Forbes.com did a poll on what bodily enhancements their readers would prefer the most. The results are as follows:
- Smarter brain (403 votes - 29 %)
- Wings (230 votes - 17 %)
- Breathe underwater (147 votes - 11 %)
- Stylish, furry tail (127 votes - 9%)
- Don't want to be human at all (103 votes - 8%)
- Night vision (61 votes - 4%)
- Extra arms (51 votes - 4%)
- Fur (37 votes - 3%)
- Eagle-eye vision (34 votes - 2%)
- Perfect as is (34 votes - 2%)
- Great speed (29 votes - 2%)
- Better-protected genitals (26 votes - 2%)
- More physical strength (17 votes - 1%)
- Camouflage skin (13 votes - 1%)
- Stronger sense of smell (10 votes - 1%)
- Chitinous armor (9 votes - 1%)
- Better balance (7 votes - 1%)
- Acute hearing (6 votes - 0 %)
- Fangs (6 votes - 0%)
- Eyes on stalks (5 votes - 0%)
- Horns (5 votes - 0%)
- Pouch (3 votes - 0%)
- Stronger sense of touch (2 votes - 0%)
- Extreme height (2 votes - 0%)
- Stronger sense of taste (0 votes - 0 %)
So smartness is in the lead. Unfortunately, life extension doesn't seem to have been an option. Regardless, people obviously care a lot about intelligence, and good for them.
I'd like to be able to confidently say that I think intelligence enhancement should be the technological enhancement of primary focus, but it also has the potential to be quite dangerous. Superintelligent wireheads -- highly capable agents caught in a self-perpetuating loop of pleasure center stimulation -- present a massive risk for intelligence enhancement technologies. Rather than disappearing into their own private worlds, such wireheads could become colonial and competitive, competing for more resources to ensure that outside forces would never be able to halt their self-stimulation.

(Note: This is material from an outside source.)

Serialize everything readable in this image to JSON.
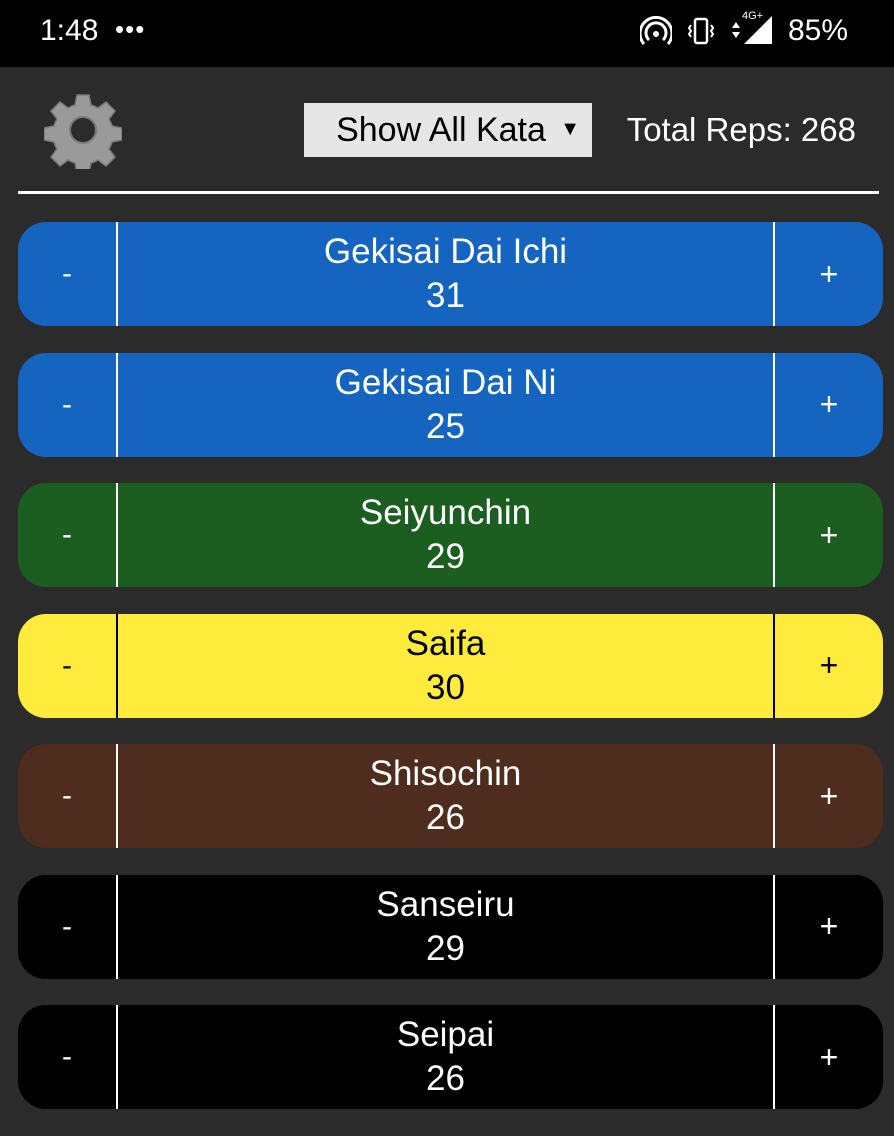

As I suspected, it's pretty clear that most transhumanist-oriented people want to become superintelligent people with wings. Basically, angels. Given the speed with which enhancement technologies are progressing, this should become a possibility in the next few decades.
Forbes also covered the Singularity Summit, albeit not very insightfully or originally.
Does Forbes covering transhumanist issues mean that transhumanism is becoming more mainstream? Yes, of course.